One thing that does worry me is that a petition has been raised by supporters of Remain [in the EU], demanding a constitutional change, which would mean that votes with less than a 60% majority and less than 75% turn out of voters were not valid and had to be repeated. This change would then be used to render Thursday’s  referendum result invalid and to call another referendum  (with the objective of an outcome favorable to Remain).

Now, in some ways I can see their point. It is sad that less than 75% turned out to vote on such an important matter. This may not have been because of indifference or even people feeling unable to choose how to vote – there may have been practical impediments, for instance, there were severe flooding and storms on Thursday afternoon which prevented a significant number of people racing the polling stations. This is most unfortunate. I don’t really know quite how it could be organised but I can see a case that we should have found a way to enable these citizens to cast their vote and have it counted. Still, I don’t know that this would have swung the vote the other way. The problems were not so severe as to account for anything near the 25% of British citizens who didn’t vote. Most of the flooding problems were around London, where locally Remain won the vote anyway.
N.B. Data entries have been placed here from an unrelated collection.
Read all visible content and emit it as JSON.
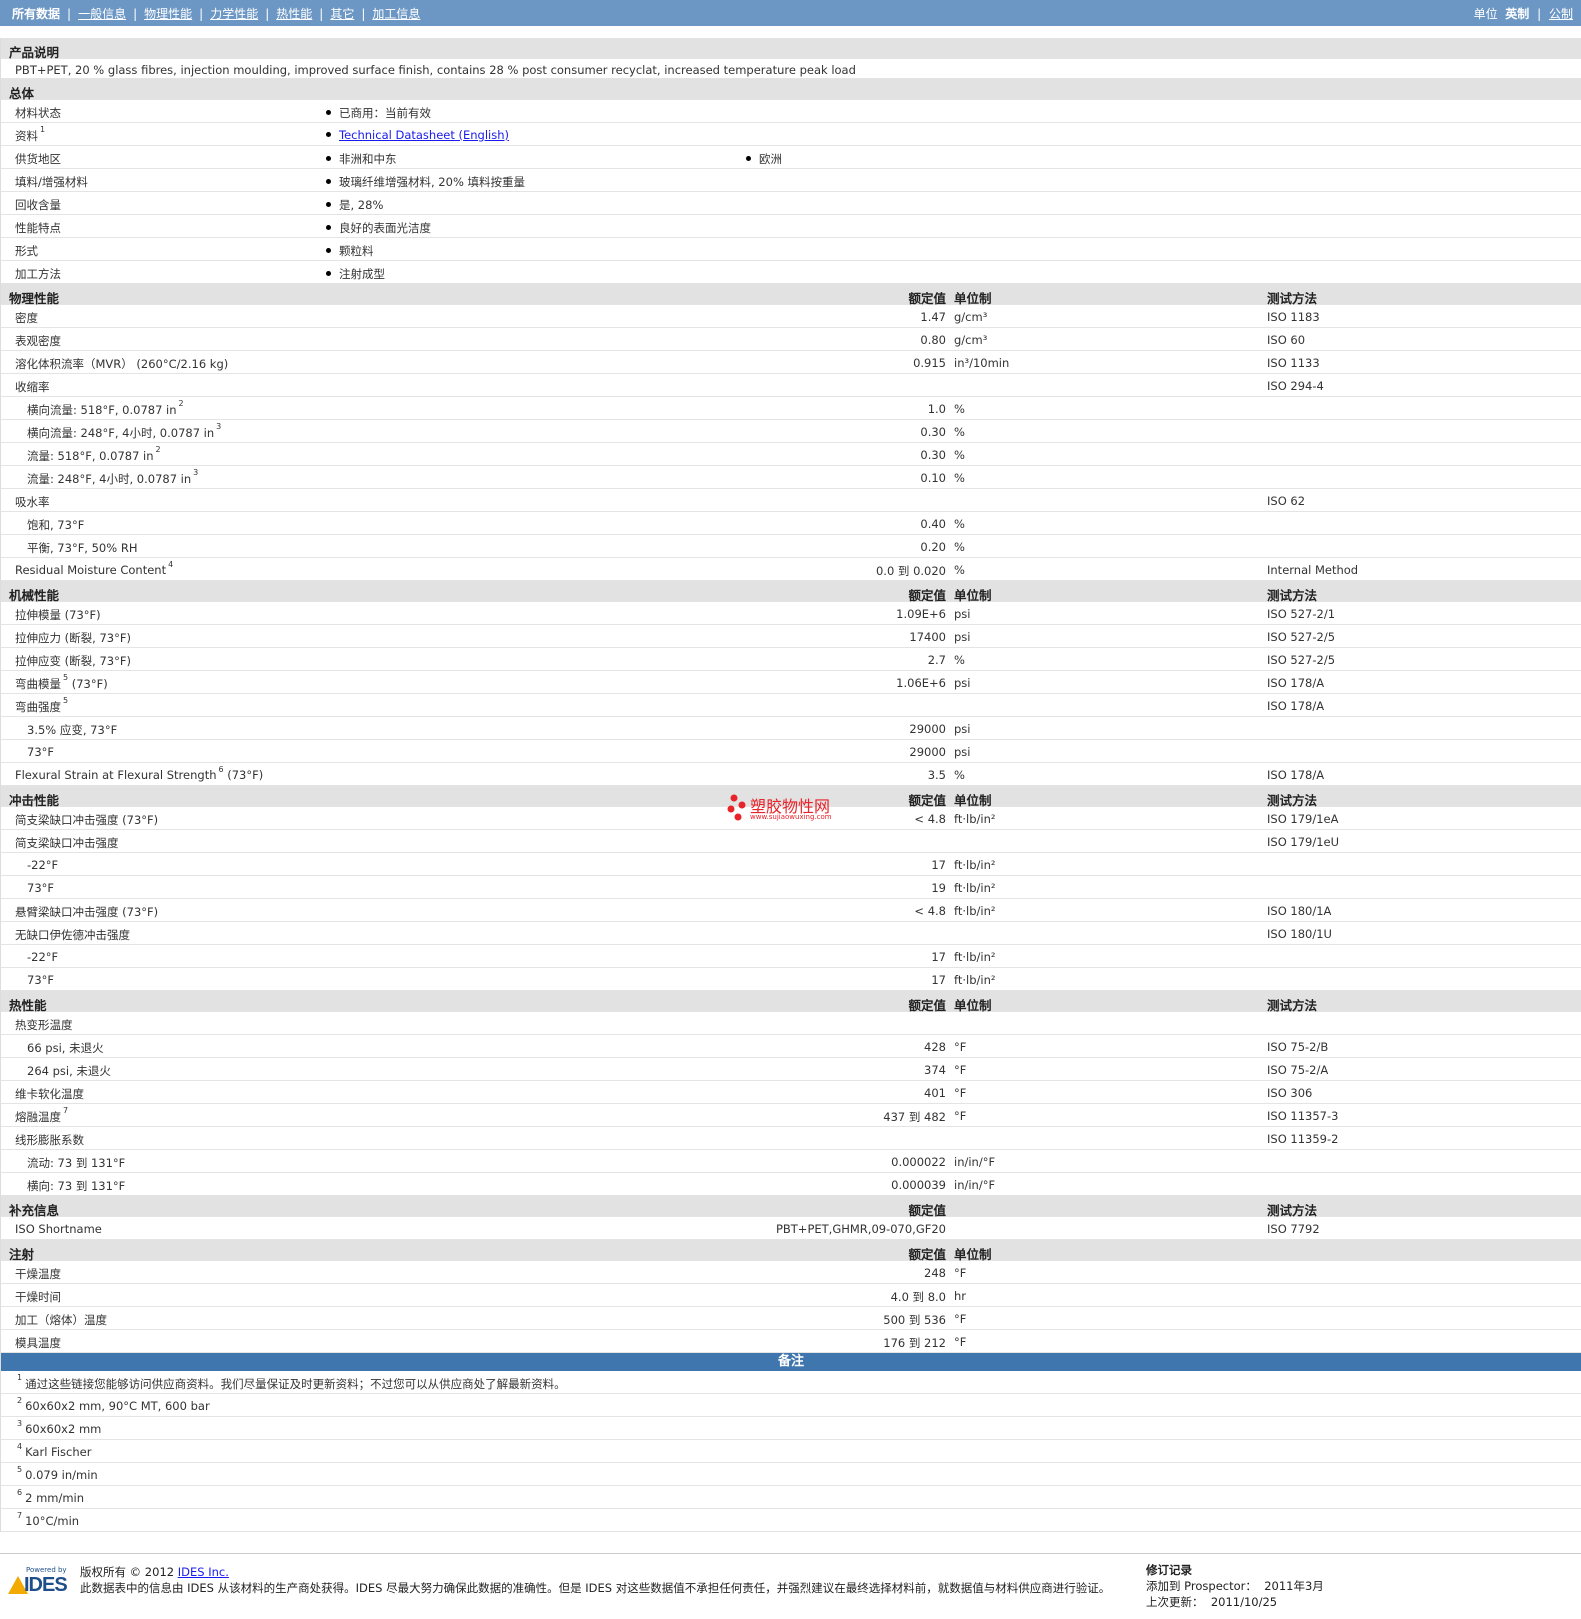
{
  "nav": {
    "items": [
      {
        "label": "所有数据",
        "current": true
      },
      {
        "label": "一般信息"
      },
      {
        "label": "物理性能"
      },
      {
        "label": "力学性能"
      },
      {
        "label": "热性能"
      },
      {
        "label": "其它"
      },
      {
        "label": "加工信息"
      }
    ],
    "units_label": "单位",
    "unit_options": [
      {
        "label": "英制",
        "current": true
      },
      {
        "label": "公制"
      }
    ]
  },
  "description": {
    "title": "产品说明",
    "text": "PBT+PET, 20 % glass fibres, injection moulding, improved surface finish, contains 28 % post consumer recyclat, increased temperature peak load"
  },
  "general": {
    "title": "总体",
    "rows": [
      {
        "label": "材料状态",
        "values": [
          "已商用：当前有效"
        ]
      },
      {
        "label": "资料",
        "sup": "1",
        "values": [
          "Technical Datasheet (English)"
        ],
        "link": true
      },
      {
        "label": "供货地区",
        "values": [
          "非洲和中东",
          "欧洲"
        ]
      },
      {
        "label": "填料/增强材料",
        "values": [
          "玻璃纤维增强材料, 20% 填料按重量"
        ]
      },
      {
        "label": "回收含量",
        "values": [
          "是, 28%"
        ]
      },
      {
        "label": "性能特点",
        "values": [
          "良好的表面光洁度"
        ]
      },
      {
        "label": "形式",
        "values": [
          "颗粒料"
        ]
      },
      {
        "label": "加工方法",
        "values": [
          "注射成型"
        ]
      }
    ]
  },
  "sections": [
    {
      "title": "物理性能",
      "headers": {
        "value": "额定值",
        "unit": "单位制",
        "test": "测试方法"
      },
      "rows": [
        {
          "label": "密度",
          "value": "1.47",
          "unit": "g/cm³",
          "test": "ISO 1183"
        },
        {
          "label": "表观密度",
          "value": "0.80",
          "unit": "g/cm³",
          "test": "ISO 60"
        },
        {
          "label": "溶化体积流率（MVR） (260°C/2.16 kg)",
          "value": "0.915",
          "unit": "in³/10min",
          "test": "ISO 1133"
        },
        {
          "label": "收缩率",
          "value": "",
          "unit": "",
          "test": "ISO 294-4"
        },
        {
          "label": "横向流量: 518°F, 0.0787 in",
          "sup": "2",
          "sub": true,
          "value": "1.0",
          "unit": "%",
          "test": ""
        },
        {
          "label": "横向流量: 248°F, 4小时, 0.0787 in",
          "sup": "3",
          "sub": true,
          "value": "0.30",
          "unit": "%",
          "test": ""
        },
        {
          "label": "流量: 518°F, 0.0787 in",
          "sup": "2",
          "sub": true,
          "value": "0.30",
          "unit": "%",
          "test": ""
        },
        {
          "label": "流量: 248°F, 4小时, 0.0787 in",
          "sup": "3",
          "sub": true,
          "value": "0.10",
          "unit": "%",
          "test": ""
        },
        {
          "label": "吸水率",
          "value": "",
          "unit": "",
          "test": "ISO 62"
        },
        {
          "label": "饱和, 73°F",
          "sub": true,
          "value": "0.40",
          "unit": "%",
          "test": ""
        },
        {
          "label": "平衡, 73°F, 50% RH",
          "sub": true,
          "value": "0.20",
          "unit": "%",
          "test": ""
        },
        {
          "label": "Residual Moisture Content",
          "sup": "4",
          "value": "0.0 到 0.020",
          "unit": "%",
          "test": "Internal Method"
        }
      ]
    },
    {
      "title": "机械性能",
      "headers": {
        "value": "额定值",
        "unit": "单位制",
        "test": "测试方法"
      },
      "rows": [
        {
          "label": "拉伸模量 (73°F)",
          "value": "1.09E+6",
          "unit": "psi",
          "test": "ISO 527-2/1"
        },
        {
          "label": "拉伸应力 (断裂, 73°F)",
          "value": "17400",
          "unit": "psi",
          "test": "ISO 527-2/5"
        },
        {
          "label": "拉伸应变 (断裂, 73°F)",
          "value": "2.7",
          "unit": "%",
          "test": "ISO 527-2/5"
        },
        {
          "label": "弯曲模量",
          "sup": "5",
          "suffix": " (73°F)",
          "value": "1.06E+6",
          "unit": "psi",
          "test": "ISO 178/A"
        },
        {
          "label": "弯曲强度",
          "sup": "5",
          "value": "",
          "unit": "",
          "test": "ISO 178/A"
        },
        {
          "label": "3.5% 应变, 73°F",
          "sub": true,
          "value": "29000",
          "unit": "psi",
          "test": ""
        },
        {
          "label": "73°F",
          "sub": true,
          "value": "29000",
          "unit": "psi",
          "test": ""
        },
        {
          "label": "Flexural Strain at Flexural Strength",
          "sup": "6",
          "suffix": " (73°F)",
          "value": "3.5",
          "unit": "%",
          "test": "ISO 178/A"
        }
      ]
    },
    {
      "title": "冲击性能",
      "headers": {
        "value": "额定值",
        "unit": "单位制",
        "test": "测试方法"
      },
      "rows": [
        {
          "label": "简支梁缺口冲击强度 (73°F)",
          "value": "< 4.8",
          "unit": "ft·lb/in²",
          "test": "ISO 179/1eA"
        },
        {
          "label": "简支梁缺口冲击强度",
          "value": "",
          "unit": "",
          "test": "ISO 179/1eU"
        },
        {
          "label": "-22°F",
          "sub": true,
          "value": "17",
          "unit": "ft·lb/in²",
          "test": ""
        },
        {
          "label": "73°F",
          "sub": true,
          "value": "19",
          "unit": "ft·lb/in²",
          "test": ""
        },
        {
          "label": "悬臂梁缺口冲击强度 (73°F)",
          "value": "< 4.8",
          "unit": "ft·lb/in²",
          "test": "ISO 180/1A"
        },
        {
          "label": "无缺口伊佐德冲击强度",
          "value": "",
          "unit": "",
          "test": "ISO 180/1U"
        },
        {
          "label": "-22°F",
          "sub": true,
          "value": "17",
          "unit": "ft·lb/in²",
          "test": ""
        },
        {
          "label": "73°F",
          "sub": true,
          "value": "17",
          "unit": "ft·lb/in²",
          "test": ""
        }
      ]
    },
    {
      "title": "热性能",
      "headers": {
        "value": "额定值",
        "unit": "单位制",
        "test": "测试方法"
      },
      "rows": [
        {
          "label": "热变形温度",
          "value": "",
          "unit": "",
          "test": ""
        },
        {
          "label": "66 psi, 未退火",
          "sub": true,
          "value": "428",
          "unit": "°F",
          "test": "ISO 75-2/B"
        },
        {
          "label": "264 psi, 未退火",
          "sub": true,
          "value": "374",
          "unit": "°F",
          "test": "ISO 75-2/A"
        },
        {
          "label": "维卡软化温度",
          "value": "401",
          "unit": "°F",
          "test": "ISO 306"
        },
        {
          "label": "熔融温度",
          "sup": "7",
          "value": "437 到 482",
          "unit": "°F",
          "test": "ISO 11357-3"
        },
        {
          "label": "线形膨胀系数",
          "value": "",
          "unit": "",
          "test": "ISO 11359-2"
        },
        {
          "label": "流动: 73 到 131°F",
          "sub": true,
          "value": "0.000022",
          "unit": "in/in/°F",
          "test": ""
        },
        {
          "label": "横向: 73 到 131°F",
          "sub": true,
          "value": "0.000039",
          "unit": "in/in/°F",
          "test": ""
        }
      ]
    },
    {
      "title": "补充信息",
      "headers": {
        "value": "额定值",
        "unit": "",
        "test": "测试方法"
      },
      "rows": [
        {
          "label": "ISO Shortname",
          "value": "PBT+PET,GHMR,09-070,GF20",
          "unit": "",
          "test": "ISO 7792"
        }
      ]
    },
    {
      "title": "注射",
      "headers": {
        "value": "额定值",
        "unit": "单位制",
        "test": ""
      },
      "rows": [
        {
          "label": "干燥温度",
          "value": "248",
          "unit": "°F",
          "test": ""
        },
        {
          "label": "干燥时间",
          "value": "4.0 到 8.0",
          "unit": "hr",
          "test": ""
        },
        {
          "label": "加工（熔体）温度",
          "value": "500 到 536",
          "unit": "°F",
          "test": ""
        },
        {
          "label": "模具温度",
          "value": "176 到 212",
          "unit": "°F",
          "test": ""
        }
      ]
    }
  ],
  "notes": {
    "title": "备注",
    "items": [
      {
        "n": "1",
        "text": "通过这些链接您能够访问供应商资料。我们尽量保证及时更新资料；不过您可以从供应商处了解最新资料。"
      },
      {
        "n": "2",
        "text": "60x60x2 mm, 90°C MT, 600 bar"
      },
      {
        "n": "3",
        "text": "60x60x2 mm"
      },
      {
        "n": "4",
        "text": "Karl Fischer"
      },
      {
        "n": "5",
        "text": "0.079 in/min"
      },
      {
        "n": "6",
        "text": "2 mm/min"
      },
      {
        "n": "7",
        "text": "10°C/min"
      }
    ]
  },
  "watermark": {
    "line1": "塑胶物性网",
    "line2": "www.sujiaowuxing.com"
  },
  "footer": {
    "powered_by": "Powered by",
    "logo_text": "IDES",
    "copyright_prefix": "版权所有 © 2012 ",
    "copyright_link": "IDES Inc.",
    "disclaimer": "此数据表中的信息由 IDES 从该材料的生产商处获得。IDES 尽最大努力确保此数据的准确性。但是 IDES 对这些数据值不承担任何责任，并强烈建议在最终选择材料前，就数据值与材料供应商进行验证。",
    "revision_title": "修订记录",
    "added_label": "添加到 Prospector：",
    "added_value": "2011年3月",
    "updated_label": "上次更新：",
    "updated_value": "2011/10/25"
  },
  "colors": {
    "topbar": "#6c97c4",
    "section_bg": "#e2e2e2",
    "notes_bar": "#3f76ad",
    "link": "#1a1aee"
  }
}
I find the purpose and basis of what is being asked for in this petition to be very wrong.  It has been raised by persons who are not happy with the outcome of a democratic vote in the hope of getting the outcome they want. They are refusing to accept the fact that the majority of citizens voted Leave. I wanted us to Remain but I accept that the majority choice was Leave. We are proud of our democracy. We can’t ignore the outcome of a democratic process just because we don’t like it. Before the vote, it was not stipulated that there had to be a certain percentage majority for the results to be valid. There was plenty of time to consider and apply this if we had wanted to. Again, the petition is calling for it to be introduced after the event to invalidate the democratic results because Remain supporters don’t like it. Plus, introducing a new regulation after the event and then using it to invalidate the previous event seems bizarre and unfair. The law doesn’t work like that. If a new law is introduced, we don’t retrospectively arrest people who “broke” the law before it existed. This should be the same. The only place it would be right to declare the results of a democratic election invalid, in my view, would be if there was reason to think the voting process was not democratic – if people were manipulated, personally threatened or coerced. We risk taking a leap into the territory of trying to control how people vote and manipulating results.

Another rapidly emerging feeling I observe is young people and young voters (teens through early/mid twenties maybe) angry and frustrated towards what they perceive as the older generation who they consider have messed up the future for young people who will have time live with the consequences of our exit the longest. I do not agree and do not think this view is very well founded at all or the accusation fair, but it is powerful. Even in my small circle on social media and at work, this anger is taking hold and turning to hate and angry, accusatory comments. I do not doubt it will soon go beyond comments and real division will be caused. Together with the fact that views are polarised between England and Wales and Scotland and Northern Ireland, it seems we could be heading for a less-United Kingdom!

For me I think it’s clear we have made a lot of decisions based on fear – fear of uncontrolled immigration, fear of losing our identity and independence,  fear of the future when so many people struggle materially day to day. For me, the past week has ensured I’ll work harder to understand what is going on in the government of our country rather than avoiding it feeling too intimidated by the acrimony and extreme views and scare stories that surround it.

Ginny xxx